June 24, 2016
On June 24, the Financial Action Task Force (FATF) announced that it will keep Iran on its list of high-risk countries. The inter-governmental body, however, welcomed Iran’s commitment to address its record on money laundering and financing terrorism, and, as a result, suspended some restrictions for a year while Iran attempts to improve deficiencies. But the FATF warned that it would reinstate its counter-measures if Iran fails to improve. The group, whose 37 members met in South Korea, also decided to keep North Korea on its blacklist. The following are excerpts from the FATF statement.
The Financial Action Task Force (FATF) is the global standard setting body for anti-money laundering and combating the financing of terrorism (AML/CFT). In order to protect the international financial system from money laundering and financing of terrorism (ML/FT) risks and to encourage greater compliance with the AML/CFT standards, the FATF identified jurisdictions that have strategic deficiencies and works with them to address those deficiencies that pose a risk to the international financial system.
Jurisdictions subject to a FATF call on its members and other jurisdictions to apply enhanced due diligence measures proportionate to the risks arising from the jurisdiction
The FATF welcomes Iran’s adoption of, and high-level political commitment to, an Action Plan to address its strategic AML/CFT deficiencies, and its decision to seek technical assistance in the implementation of the Action Plan. The FATF therefore has suspended counter-measures for twelve months in order to monitor Iran’s progress in implementing the Action Plan. If the FATF determines that Iran has not demonstrated sufficient progress in implementing the Action Plan at the end of that period, FATF’s call for counter-measures will be reimposed. If Iran meets its commitments under the Action Plan in that time period, the FATF will consider next steps in this regard.
Iran will remain on the FATF Public Statement until the full Action Plan has been completed. Until Iran implements the measures required to address the deficiencies identified in the Action Plan, the FATF will remain concerned with the terrorist financing risk emanating from Iran and the threat this poses to the international financial system. The FATF, therefore, calls on its members and urges all jurisdictions to continue to advise their financial institutions to apply enhanced due diligence to business relationships and transactions with natural and legal persons from Iran, consistent with FATF Recommendation 19. The FATF urges Iran to fully address its AML/CFT deficiencies, in particular those related to terrorist financing.
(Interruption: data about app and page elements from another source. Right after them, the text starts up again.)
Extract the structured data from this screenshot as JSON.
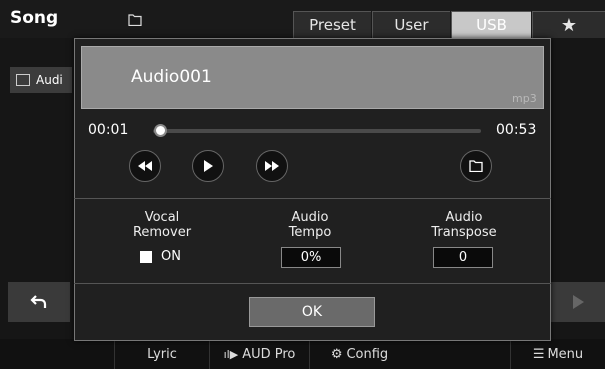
{
  "header": {
    "title": "Song",
    "tabs": [
      {
        "label": "Preset"
      },
      {
        "label": "User"
      },
      {
        "label": "USB"
      },
      {
        "label": "★"
      }
    ]
  },
  "background": {
    "list_item_label": "Audi"
  },
  "bottom_bar": {
    "items": [
      {
        "label": "Lyric"
      },
      {
        "label": "AUD Pro"
      },
      {
        "label": "Config"
      },
      {
        "label": "Menu"
      }
    ]
  },
  "dialog": {
    "file_name": "Audio001",
    "file_ext": "mp3",
    "time_current": "00:01",
    "time_total": "00:53",
    "playback_progress": 0.02,
    "params": {
      "vocal_remover": {
        "label_line1": "Vocal",
        "label_line2": "Remover",
        "state": "ON"
      },
      "audio_tempo": {
        "label_line1": "Audio",
        "label_line2": "Tempo",
        "value": "0%"
      },
      "audio_transpose": {
        "label_line1": "Audio",
        "label_line2": "Transpose",
        "value": "0"
      }
    },
    "ok_label": "OK"
  },
  "colors": {
    "active_tab": "#c8c8c8",
    "dialog_bg": "#202020",
    "name_panel": "#8a8a8a"
  }
}
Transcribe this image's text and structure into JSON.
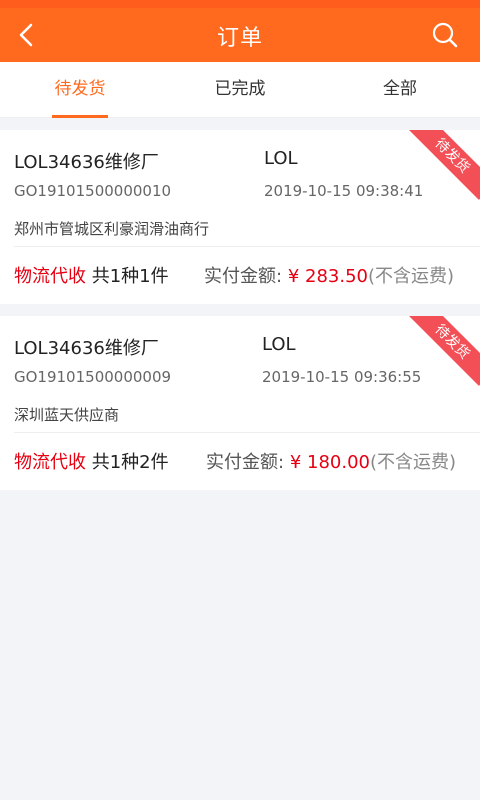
{
  "header": {
    "title": "订单",
    "back_icon": "chevron-left-icon",
    "search_icon": "search-icon",
    "bg_color": "#ff6a1f"
  },
  "tabs": [
    {
      "label": "待发货",
      "active": true
    },
    {
      "label": "已完成",
      "active": false
    },
    {
      "label": "全部",
      "active": false
    }
  ],
  "orders": [
    {
      "shop": "LOL34636维修厂",
      "user": "LOL",
      "order_no": "GO19101500000010",
      "time": "2019-10-15 09:38:41",
      "supplier": "郑州市管城区利豪润滑油商行",
      "ribbon": "待发货",
      "delivery": "物流代收",
      "count": "共1种1件",
      "amount_label": "实付金额:",
      "amount": "¥ 283.50",
      "shipping_note": "(不含运费)"
    },
    {
      "shop": "LOL34636维修厂",
      "user": "LOL",
      "order_no": "GO19101500000009",
      "time": "2019-10-15 09:36:55",
      "supplier": "深圳蓝天供应商",
      "ribbon": "待发货",
      "delivery": "物流代收",
      "count": "共1种2件",
      "amount_label": "实付金额:",
      "amount": "¥ 180.00",
      "shipping_note": "(不含运费)"
    }
  ]
}
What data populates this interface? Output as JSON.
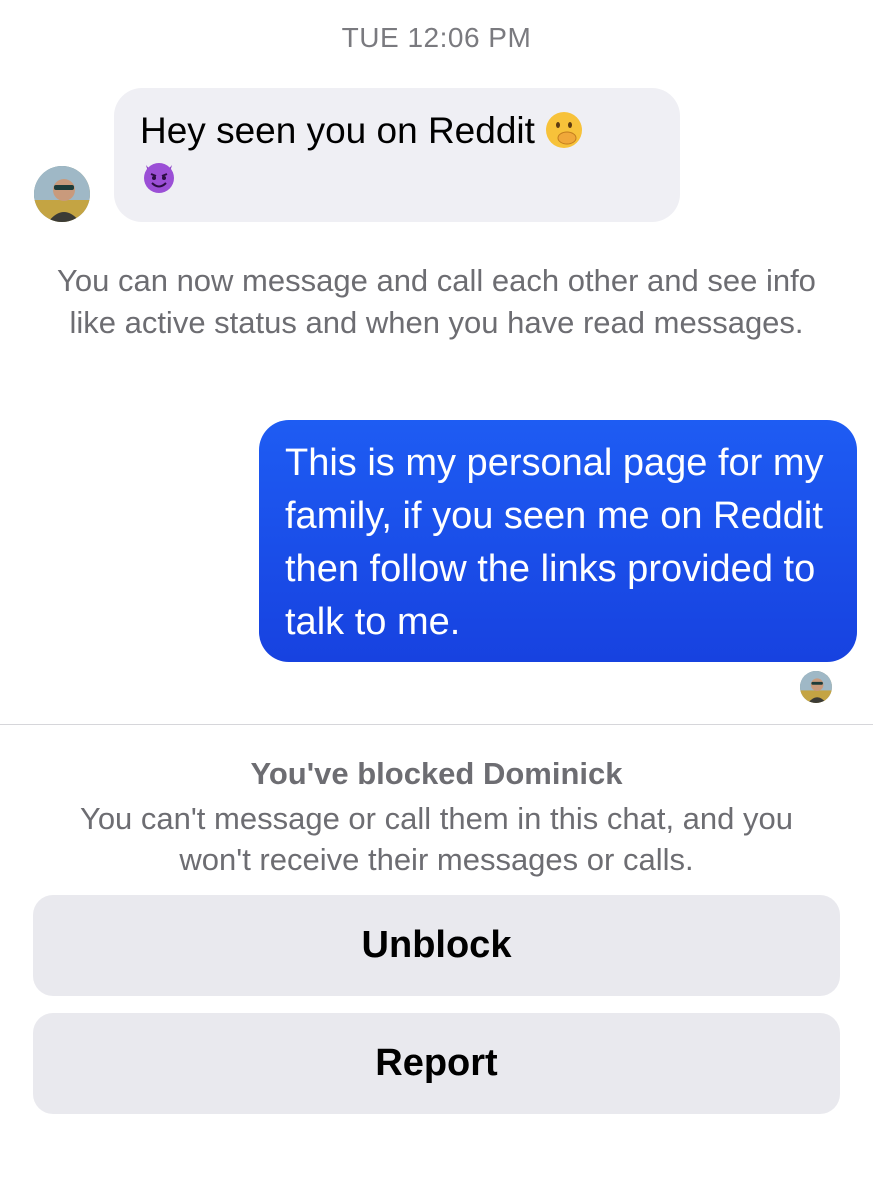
{
  "thread": {
    "timestamp": "TUE 12:06 PM",
    "incoming_message": {
      "text": "Hey seen you on Reddit",
      "emojis": [
        "hand-over-mouth-emoji",
        "smiling-devil-emoji"
      ]
    },
    "system_note": "You can now message and call each other and see info like active status and when you have read messages.",
    "outgoing_message": {
      "text": "This is my personal page for my family, if you seen me on Reddit then follow the links provided to talk to me."
    }
  },
  "block_panel": {
    "title": "You've blocked Dominick",
    "description": "You can't message or call them in this chat, and you won't receive their messages or calls.",
    "unblock_label": "Unblock",
    "report_label": "Report"
  },
  "colors": {
    "outgoing_bubble": "#1e5cf3",
    "incoming_bubble": "#efeff4",
    "button_bg": "#e9e9ee",
    "secondary_text": "#6d6d72"
  }
}
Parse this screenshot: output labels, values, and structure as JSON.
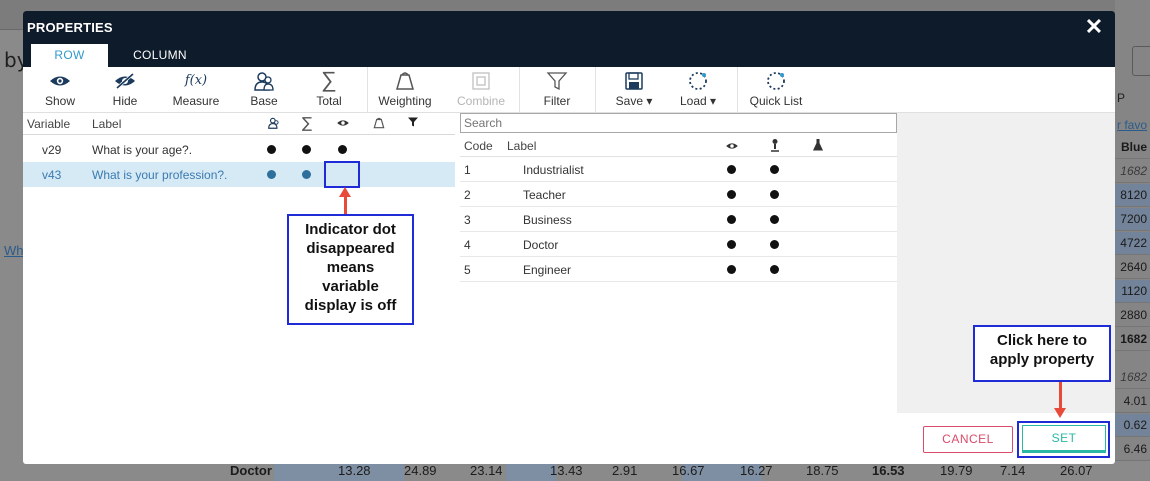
{
  "background": {
    "by_text": "by",
    "wh_link": "Wh",
    "right_header": "P",
    "right_fav": "r favo",
    "right_cells": [
      {
        "v": "Blue",
        "style": "bold"
      },
      {
        "v": "1682",
        "style": "it"
      },
      {
        "v": "8120",
        "style": "blue"
      },
      {
        "v": "7200",
        "style": "blue"
      },
      {
        "v": "4722",
        "style": "blue"
      },
      {
        "v": "2640",
        "style": ""
      },
      {
        "v": "1120",
        "style": "blue"
      },
      {
        "v": "2880",
        "style": ""
      },
      {
        "v": "1682",
        "style": "bold"
      }
    ],
    "right_cells_lower": [
      {
        "v": "1682",
        "style": "it"
      },
      {
        "v": "4.01",
        "style": ""
      },
      {
        "v": "0.62",
        "style": "blue"
      },
      {
        "v": "6.46",
        "style": ""
      }
    ],
    "bottom_row": {
      "label": "Doctor",
      "values": [
        "13.28",
        "24.89",
        "23.14",
        "13.43",
        "2.91",
        "16.67",
        "16.27",
        "18.75",
        "16.53",
        "19.79",
        "7.14",
        "26.07"
      ]
    }
  },
  "modal": {
    "title": "PROPERTIES",
    "close": "✕",
    "tabs": [
      {
        "label": "ROW",
        "active": true
      },
      {
        "label": "COLUMN",
        "active": false
      }
    ],
    "toolbar": {
      "show": "Show",
      "hide": "Hide",
      "measure": "Measure",
      "measure_icon_text": "f(x)",
      "base": "Base",
      "total": "Total",
      "weighting": "Weighting",
      "combine": "Combine",
      "filter": "Filter",
      "save": "Save ▾",
      "load": "Load ▾",
      "quick_list": "Quick List"
    },
    "variables": {
      "headers": {
        "variable": "Variable",
        "label": "Label"
      },
      "rows": [
        {
          "variable": "v29",
          "label": "What is your age?.",
          "base": true,
          "total": true,
          "show": true,
          "selected": false
        },
        {
          "variable": "v43",
          "label": "What is your profession?.",
          "base": true,
          "total": true,
          "show": false,
          "selected": true
        }
      ]
    },
    "codes": {
      "search_placeholder": "Search",
      "headers": {
        "code": "Code",
        "label": "Label"
      },
      "rows": [
        {
          "code": "1",
          "label": "Industrialist"
        },
        {
          "code": "2",
          "label": "Teacher"
        },
        {
          "code": "3",
          "label": "Business"
        },
        {
          "code": "4",
          "label": "Doctor"
        },
        {
          "code": "5",
          "label": "Engineer"
        }
      ]
    },
    "buttons": {
      "cancel": "CANCEL",
      "set": "SET"
    }
  },
  "callouts": {
    "indicator": [
      "Indicator dot",
      "disappeared",
      "means",
      "variable",
      "display is off"
    ],
    "set": [
      "Click here to",
      "apply property"
    ]
  },
  "colors": {
    "header_bg": "#0d1b2a",
    "tab_active_text": "#3399cc",
    "selected_row_bg": "#d6eaf5",
    "callout_border": "#1e2bd6",
    "arrow": "#e84a3a",
    "cancel": "#d94b6a",
    "set": "#2ab8a4"
  }
}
The FATF will continue to engage with Iran and closely monitor its progress.
Click here for the full statement.